In Brown v. Certain Underwriters at Lloyds, London, et. al., Case No. 16-02737 (E.D. P.A., June 9, 2017), Plaintiff sued Defendants, his insurers, after they refused to pay a claim for a fire at his property in Philadelphia. The case was removed to federal court, and Defendants asserted counterclaims for breach of insurance policy and violations of the Pennsylvania Insurance Fraud Statute.
Prior to the filing of Defendants’ Counterclaims, on March 9, 2017, Defendants requested production of Plaintiff’s cell phone in use at the time of the fire. Defendants’ request for the cell phone records for the date of the occurrence, May 1, 2015, arose from Defendants’ suspicions that Plaintiff set the fire himself. Prior to the litigation, Defendants had taken Plaintiff’s sworn testimony and at that time had requested he preserve cell phone evidence.
Later, during the litigation, on the day before Plaintiff was scheduled to produce his cell phone, he filed an objection to the production request. The basis of the objection was that he had lost the phone months earlier and therefore could not produce the device. Defendants then filed a motion for spoliation sanctions.

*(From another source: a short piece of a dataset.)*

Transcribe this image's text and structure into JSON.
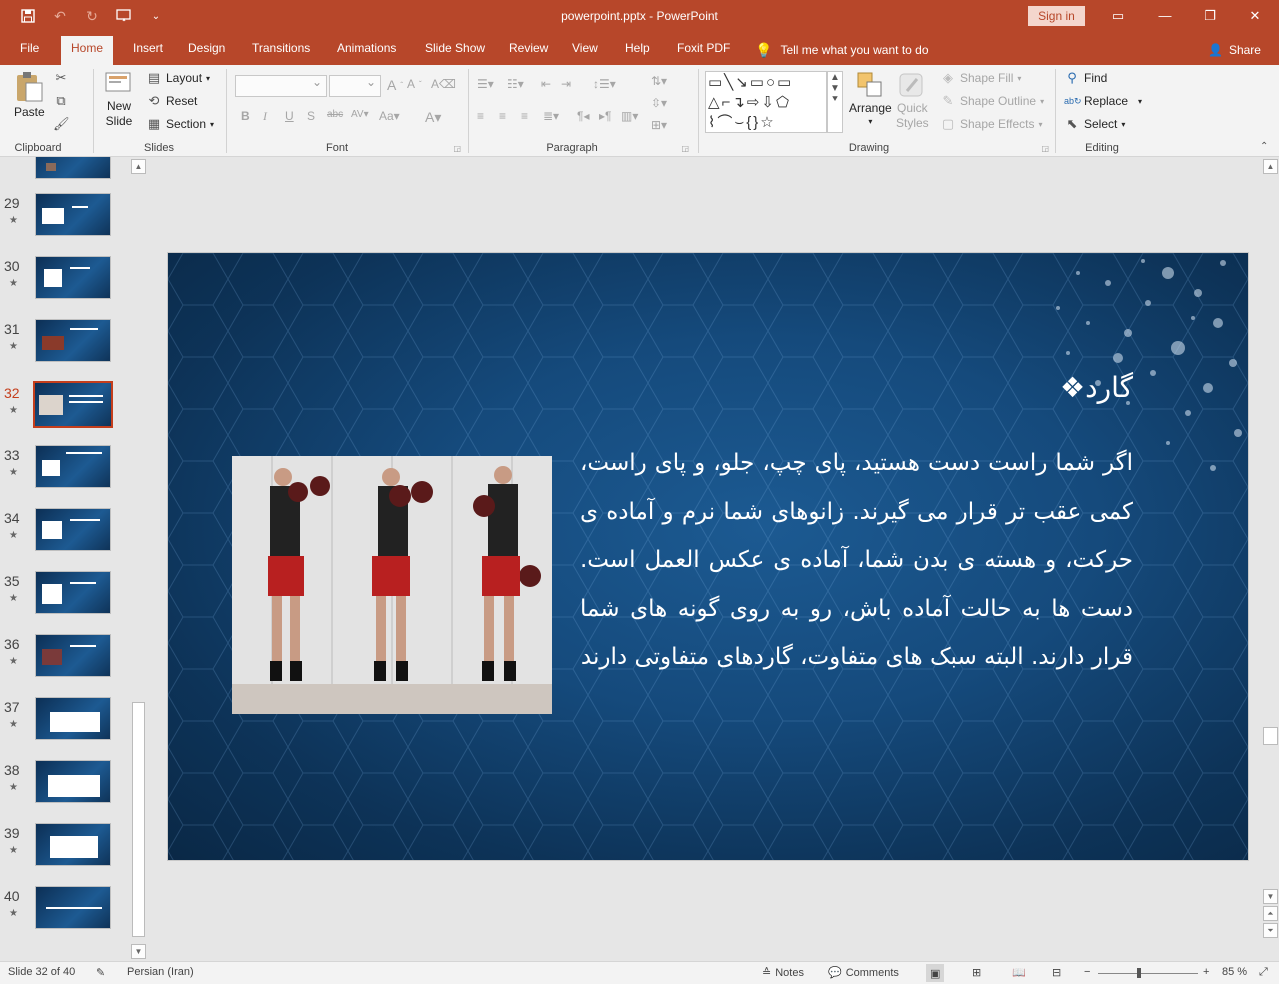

The court’s initial findings were (1) that Plaintiff had control over the phone, and (2) that the evidence lost was relevant to the case, since location information, text messages, and search history could reveal information as to whether Plaintiff was involved in setting the fire. The court then determined that Plaintiff had a duty to preserve the phone, evidenced by the record at the non-judicial hearing where he had been requested to preserve the device. The court noted that intent was generally less simple to prove. However, here, the court found Plaintiff’s conduct deliberate in that he he failed to notify Defendants that the phone was gone until mere hours before the scheduled production, despite Plaintiff purportedly knowing for four months that the phone was missing. The court also considered testimony from a witness, Judy Cooks, that called into question Plaintiff’s veracity regarding the incident. In order to obtain the insurance policy from Defendants, Plaintiff had attested that Cooks was his tenant at the property. However, after the incident, Cooks testified that she was never Plaintiff’s tenant, never lived at the property and never signed a lease. Cooks also testified that Plaintiff had used the subject cell phone to communicate with her about the fire and about the lawsuit. Cooks allowed Defendants to take screenshots of her phone, which showed exchanges of her arguing with him about where she “come[s] into play”. The screenshots, according to the court, showed that Plaintiff had a motive to hide his cell phone and also evidenced a tendency by him to lie. Plaintiff also offered no real defense to having lost his phone, and failed to provide an account of how the phone was lost.
The court found that Plaintiff had spoliated cell phone evidence and that he had done so in bad faith. As a result, the court ordered Plaintiff to pay Defendants’ fees and costs associated with filing the spoliation motion as well as any fees and costs associated with obtaining the records from the cellular carrier. The court also ordered an adverse inference instruction, stating it would hear specific proposals at a later date.